For what seems like the millionth time, Yahoo's miserable descent into nothingness has somehow gotten worse. Today, a group of previously imprisoned Chinese dissidents filed a lawsuit against the company for misappropriating more than $US17 million ($23 million) put in a trust fund meant to aid Chinese political prisoners.
These are weird times we live in and it's tough to keep our heads on straight. An unnerving news cycle is building up around North Korea's aggressive demonstrations of its military power. Today, the New York Times reported that the economically hobbled dictatorship may have accidentally shown off its capability to convert an atom bomb into a hydrogen bomb with an online advertisement for Lithium 6.
Earlier this week, President Trump pledged to end the "war on coal" by rolling back the Clean Power Plan, an Obama-era federal policy that compels US states to reduce carbon emissions from power plants. China responded Wednesday, reaffirming its commitment to investing in clean energy and honouring the Paris Agreement, an international accord to tackle climate change with progressively more stringent carbon emissions goals.
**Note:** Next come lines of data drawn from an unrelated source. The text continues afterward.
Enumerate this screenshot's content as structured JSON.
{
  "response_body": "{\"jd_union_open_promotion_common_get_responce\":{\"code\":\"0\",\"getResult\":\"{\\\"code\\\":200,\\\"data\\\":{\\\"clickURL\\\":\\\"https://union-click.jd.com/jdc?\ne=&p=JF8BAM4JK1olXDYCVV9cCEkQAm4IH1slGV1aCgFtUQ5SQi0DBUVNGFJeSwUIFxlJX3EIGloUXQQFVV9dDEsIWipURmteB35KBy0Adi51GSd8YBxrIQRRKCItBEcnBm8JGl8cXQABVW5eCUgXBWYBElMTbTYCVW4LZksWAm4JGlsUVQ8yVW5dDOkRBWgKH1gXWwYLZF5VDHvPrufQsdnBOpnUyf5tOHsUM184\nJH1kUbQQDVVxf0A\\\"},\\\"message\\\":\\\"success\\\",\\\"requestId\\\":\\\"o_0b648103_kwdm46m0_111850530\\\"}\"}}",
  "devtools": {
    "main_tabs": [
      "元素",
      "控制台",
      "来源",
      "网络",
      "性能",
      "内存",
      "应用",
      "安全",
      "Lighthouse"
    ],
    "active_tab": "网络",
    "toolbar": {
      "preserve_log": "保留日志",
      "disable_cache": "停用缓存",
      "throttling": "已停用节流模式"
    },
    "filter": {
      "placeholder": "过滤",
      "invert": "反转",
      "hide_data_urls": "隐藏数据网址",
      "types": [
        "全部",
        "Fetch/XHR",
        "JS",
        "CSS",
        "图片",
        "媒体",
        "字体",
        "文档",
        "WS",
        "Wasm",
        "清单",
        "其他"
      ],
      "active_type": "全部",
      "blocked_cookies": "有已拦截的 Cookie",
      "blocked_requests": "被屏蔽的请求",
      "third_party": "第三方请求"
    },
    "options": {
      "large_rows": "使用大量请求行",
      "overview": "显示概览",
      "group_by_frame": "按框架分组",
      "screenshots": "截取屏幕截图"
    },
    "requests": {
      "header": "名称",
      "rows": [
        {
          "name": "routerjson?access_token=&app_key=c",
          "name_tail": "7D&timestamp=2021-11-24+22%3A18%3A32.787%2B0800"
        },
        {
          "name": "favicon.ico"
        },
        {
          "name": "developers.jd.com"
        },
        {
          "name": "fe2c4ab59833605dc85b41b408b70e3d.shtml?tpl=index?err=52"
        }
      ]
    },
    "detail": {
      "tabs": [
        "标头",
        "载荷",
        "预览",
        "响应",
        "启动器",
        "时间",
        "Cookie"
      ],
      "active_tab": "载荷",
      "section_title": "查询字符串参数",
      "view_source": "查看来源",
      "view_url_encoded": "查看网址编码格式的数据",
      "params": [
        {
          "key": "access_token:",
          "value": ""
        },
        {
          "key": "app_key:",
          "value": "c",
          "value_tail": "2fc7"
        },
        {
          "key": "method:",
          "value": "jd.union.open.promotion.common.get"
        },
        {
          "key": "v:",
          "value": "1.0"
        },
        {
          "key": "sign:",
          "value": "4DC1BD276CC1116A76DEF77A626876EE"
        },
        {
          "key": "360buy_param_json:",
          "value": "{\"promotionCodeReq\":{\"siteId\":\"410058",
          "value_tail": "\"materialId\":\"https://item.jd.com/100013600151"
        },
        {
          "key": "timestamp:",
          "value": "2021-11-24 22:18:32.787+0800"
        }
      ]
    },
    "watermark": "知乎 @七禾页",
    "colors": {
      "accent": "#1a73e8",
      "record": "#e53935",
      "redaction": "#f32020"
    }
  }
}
The northwest Chinese city of Lanzhou has a serious water shortage problem. To address the issue, its urban planners have sketched out an ambitious plan to deliver water from Siberia's Lake Baikal to the city along a 1000km-long pipeline. Getting approval for the project will be a monumental challenge, but it may be a sign of things to come for other water-poor regions of the world.
In a speech yesterday full of half-truths, demi-truths and, of course, alternative facts, US President Trump doubled down on his campaign promise to reinvigorate America's long-ailing coal and steel industries, promising that under his administration "dying industries will come roaring back to life". Sure. Meanwhile, in a move that more closely reflects market reality, China announced it is cutting 500,000 coal and steel jobs as it begins shifting its economy away from heavy manufacturing.
A group of tigers is called an "ambush" for a reason. When these massive cats get together and decide to catch some prey, they're simply vicious. A quadcopter learned this the hard way at a Siberian tiger enclosure in China's Heilongjiang Province. Not only did the beasts swipe the drone out of the sky — they took a few bites of the poor gadget.
The agricultural industry has long been considered an enemy of humanity when it comes to recklessly pumping antibiotics into animals. In further evidence that this practice is fuelling a public health crisis, a new study has found a disconcerting trend at Chinese farms: Flies are spreading the gene that gives bacteria resistance to our strongest antibiotics, and it's showing up in hospitalised humans.
Gene editing research is moving quickly in China — researchers there have already edited human embryos, after all. But a team of scientists now have their sights set on the food supply. Ladies, gentlemen and so on, meet the first crop of tuberculosis resistant, genetically moo-dified cows.